**Prompt**
The line containing "Output a JSON" marks where copying starts, so set down that line and each one after it exactly, through the end of the records.

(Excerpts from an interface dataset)
────────────────────
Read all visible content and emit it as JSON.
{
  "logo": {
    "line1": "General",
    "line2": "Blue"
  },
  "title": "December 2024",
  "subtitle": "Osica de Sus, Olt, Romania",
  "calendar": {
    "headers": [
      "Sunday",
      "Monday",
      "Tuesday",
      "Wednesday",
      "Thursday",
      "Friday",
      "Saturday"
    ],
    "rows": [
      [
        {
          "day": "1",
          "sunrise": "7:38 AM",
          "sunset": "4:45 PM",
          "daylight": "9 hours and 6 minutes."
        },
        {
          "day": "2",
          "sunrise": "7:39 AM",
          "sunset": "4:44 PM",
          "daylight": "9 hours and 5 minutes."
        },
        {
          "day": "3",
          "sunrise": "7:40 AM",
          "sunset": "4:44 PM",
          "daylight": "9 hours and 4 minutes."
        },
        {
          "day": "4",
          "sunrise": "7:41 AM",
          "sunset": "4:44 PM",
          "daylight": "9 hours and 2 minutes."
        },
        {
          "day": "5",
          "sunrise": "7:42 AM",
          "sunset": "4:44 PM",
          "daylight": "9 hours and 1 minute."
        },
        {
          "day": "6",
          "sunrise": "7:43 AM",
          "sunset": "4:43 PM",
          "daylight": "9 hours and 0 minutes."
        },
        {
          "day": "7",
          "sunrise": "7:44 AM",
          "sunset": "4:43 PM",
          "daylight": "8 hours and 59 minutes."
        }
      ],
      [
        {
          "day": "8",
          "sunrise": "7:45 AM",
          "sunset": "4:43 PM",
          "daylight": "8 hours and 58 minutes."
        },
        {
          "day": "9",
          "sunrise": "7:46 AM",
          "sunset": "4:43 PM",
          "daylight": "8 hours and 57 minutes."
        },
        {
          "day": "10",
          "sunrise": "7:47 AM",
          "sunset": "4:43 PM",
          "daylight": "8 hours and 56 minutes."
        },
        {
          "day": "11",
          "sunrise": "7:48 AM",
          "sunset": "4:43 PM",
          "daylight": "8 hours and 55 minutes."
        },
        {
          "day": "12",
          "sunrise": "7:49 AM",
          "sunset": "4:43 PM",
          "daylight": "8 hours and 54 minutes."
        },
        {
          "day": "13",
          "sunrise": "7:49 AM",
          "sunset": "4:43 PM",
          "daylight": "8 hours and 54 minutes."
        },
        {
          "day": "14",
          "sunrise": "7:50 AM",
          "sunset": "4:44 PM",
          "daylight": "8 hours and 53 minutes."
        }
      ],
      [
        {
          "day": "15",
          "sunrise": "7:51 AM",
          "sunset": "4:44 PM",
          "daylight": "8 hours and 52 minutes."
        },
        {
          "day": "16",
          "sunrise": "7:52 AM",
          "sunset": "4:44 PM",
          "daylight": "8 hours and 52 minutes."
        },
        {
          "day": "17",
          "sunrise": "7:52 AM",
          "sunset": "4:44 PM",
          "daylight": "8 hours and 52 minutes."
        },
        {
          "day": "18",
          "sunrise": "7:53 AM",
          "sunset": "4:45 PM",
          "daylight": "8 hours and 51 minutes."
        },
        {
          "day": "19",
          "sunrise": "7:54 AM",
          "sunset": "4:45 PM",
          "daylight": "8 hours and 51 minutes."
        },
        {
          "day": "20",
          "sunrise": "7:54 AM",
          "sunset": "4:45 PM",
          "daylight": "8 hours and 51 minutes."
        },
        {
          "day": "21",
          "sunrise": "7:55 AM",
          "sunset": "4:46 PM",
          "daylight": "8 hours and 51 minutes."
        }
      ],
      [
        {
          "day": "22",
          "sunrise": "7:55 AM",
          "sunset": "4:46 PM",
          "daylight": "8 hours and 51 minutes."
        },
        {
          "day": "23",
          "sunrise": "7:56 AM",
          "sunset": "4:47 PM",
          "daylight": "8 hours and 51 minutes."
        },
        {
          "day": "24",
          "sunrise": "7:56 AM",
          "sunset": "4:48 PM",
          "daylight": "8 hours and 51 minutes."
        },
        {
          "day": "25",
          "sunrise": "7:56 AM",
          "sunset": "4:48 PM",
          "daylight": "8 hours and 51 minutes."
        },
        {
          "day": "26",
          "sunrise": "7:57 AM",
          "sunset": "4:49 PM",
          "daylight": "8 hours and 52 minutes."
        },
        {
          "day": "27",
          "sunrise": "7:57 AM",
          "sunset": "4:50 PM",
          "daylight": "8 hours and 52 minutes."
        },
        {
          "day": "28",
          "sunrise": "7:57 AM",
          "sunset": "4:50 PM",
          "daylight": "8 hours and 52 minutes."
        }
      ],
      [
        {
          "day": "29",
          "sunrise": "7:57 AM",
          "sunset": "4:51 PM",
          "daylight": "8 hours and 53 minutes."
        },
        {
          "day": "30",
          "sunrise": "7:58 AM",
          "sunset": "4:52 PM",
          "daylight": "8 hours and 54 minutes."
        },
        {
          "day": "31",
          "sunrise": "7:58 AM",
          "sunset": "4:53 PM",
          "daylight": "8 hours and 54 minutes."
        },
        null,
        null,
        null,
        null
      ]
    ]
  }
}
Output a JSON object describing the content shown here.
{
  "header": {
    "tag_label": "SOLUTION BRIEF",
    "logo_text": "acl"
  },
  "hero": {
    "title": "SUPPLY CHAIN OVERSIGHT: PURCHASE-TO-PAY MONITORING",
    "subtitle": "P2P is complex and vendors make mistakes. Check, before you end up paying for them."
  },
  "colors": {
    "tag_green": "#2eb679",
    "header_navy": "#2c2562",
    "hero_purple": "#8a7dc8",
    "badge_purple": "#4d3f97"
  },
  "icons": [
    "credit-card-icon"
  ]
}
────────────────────
**Response box**
Output a JSON object describing the content shown here.
{
  "header": {
    "tag_label": "SOLUTION BRIEF",
    "logo_text": "acl"
  },
  "hero": {
    "title": "SUPPLY CHAIN OVERSIGHT: PURCHASE-TO-PAY MONITORING",
    "subtitle": "P2P is complex and vendors make mistakes. Check, before you end up paying for them."
  },
  "colors": {
    "tag_green": "#2eb679",
    "header_navy": "#2c2562",
    "hero_purple": "#8a7dc8",
    "badge_purple": "#4d3f97"
  },
  "icons": [
    "credit-card-icon"
  ]
}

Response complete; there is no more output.